Friedman acknowledged that it was he who told people attending the task force community meeting at Casa Ruby’s that the task force’s findings and recommendations would be delivered to Lanier.

“What I said at that meeting was that the chief asked us to review the MPD handling of hate crimes and its relationship with the LGBT community was to be reviewed,” he said. “So obviously we’re going to give her first the report and our findings. She asked for this. And I have every reason to expect – I think all of us would want – these findings to be made public.”

27
Feb
2013

D.C. police clarify ‘condom’ policy

condoms, gay news, safe sex, Washington Blade

(Photo by Inga via Wikimedia Commons)

D.C. police officials have taken steps to inform officers and the community that possession of large quantities condoms is not grounds for stopping and searching someone on suspicion of engaging in prostitution.
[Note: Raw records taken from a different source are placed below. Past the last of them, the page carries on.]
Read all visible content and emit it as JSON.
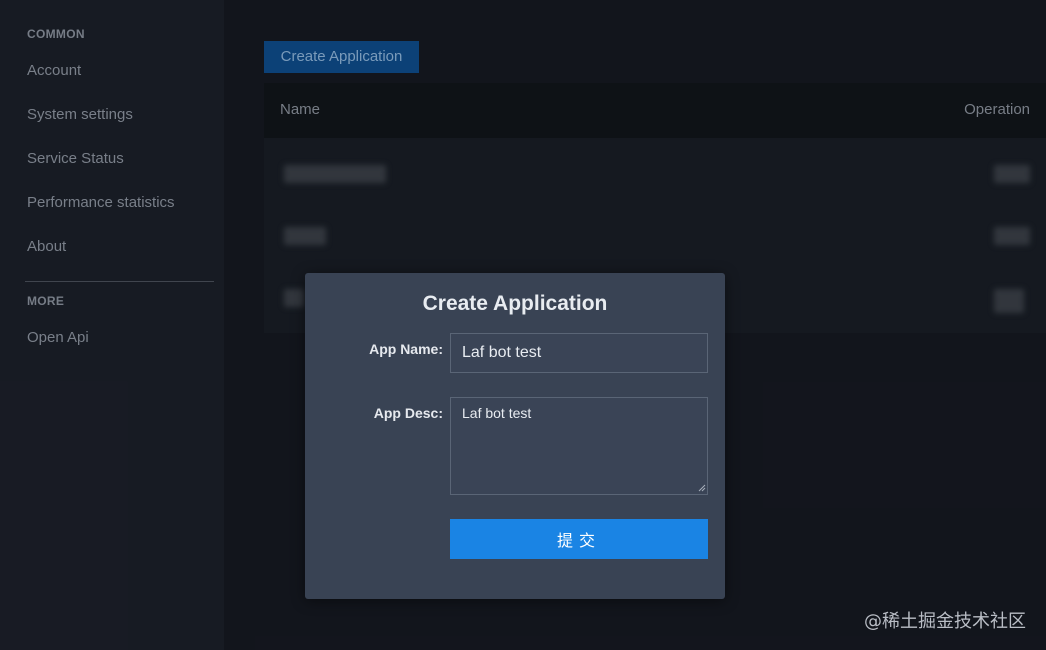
{
  "sidebar": {
    "common_title": "COMMON",
    "common_items": [
      {
        "label": "Account"
      },
      {
        "label": "System settings"
      },
      {
        "label": "Service Status"
      },
      {
        "label": "Performance statistics"
      },
      {
        "label": "About"
      }
    ],
    "more_title": "MORE",
    "more_items": [
      {
        "label": "Open Api"
      }
    ]
  },
  "main": {
    "create_button": "Create Application",
    "table": {
      "columns": {
        "name": "Name",
        "operation": "Operation"
      }
    }
  },
  "modal": {
    "title": "Create Application",
    "name_label": "App Name:",
    "name_value": "Laf bot test",
    "desc_label": "App Desc:",
    "desc_value": "Laf bot test",
    "submit_label": "提交"
  },
  "watermark": "@稀土掘金技术社区",
  "colors": {
    "accent": "#1a84e4",
    "modal_bg": "#394354",
    "page_bg": "#14171f"
  }
}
An official police department clarification of its “condom” policy came in response to concerns raised by a coalition of LGBT, AIDS and human rights groups that individual officers were threatening to arrest people, including transgender women, on prostitution-related charges if they were found to have more than three condoms in their possession.

“The MPD supports the distribution of condoms to help prevent the spread of HIV and other sexually transmitted diseases,” says a card bearing the police department logo that the department is now distributing in the community.
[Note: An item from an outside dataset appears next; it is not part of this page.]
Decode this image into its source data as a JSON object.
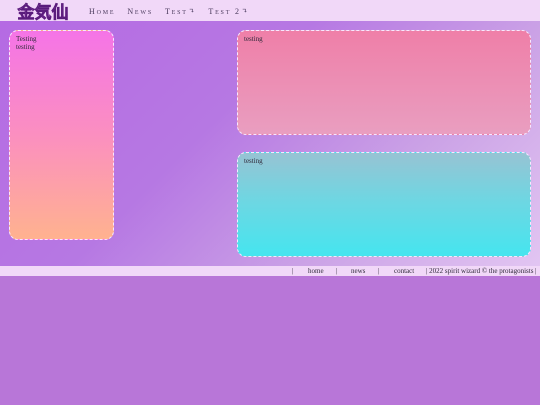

“Individuals are allowed to carry as many condoms as they want,” the card says. “There is no ‘three condom rule.’ MPD officers cannot conduct a stop and search of a person or premises based on whether or not that person possesses condoms.”

The coalition that called on the department to make the clarification includes The Women’s Collective, Helping Individual Prostitutes Survive (HIPS), D.C. Appleseed, D.C. Trans Coalition, AIDS United and Human Rights Watch.

“Last July, Human Rights Watch released research that documented instances of police confiscating condoms or threatening to use safe sex materials as evidence of criminal activity, primarily prostitution,” the coalition said in a statement. “By distributing these cards, MPD clarifies that the police support public health interventions and will not interfere with condom possession and distribution,” the statement says.

13
Mar
2013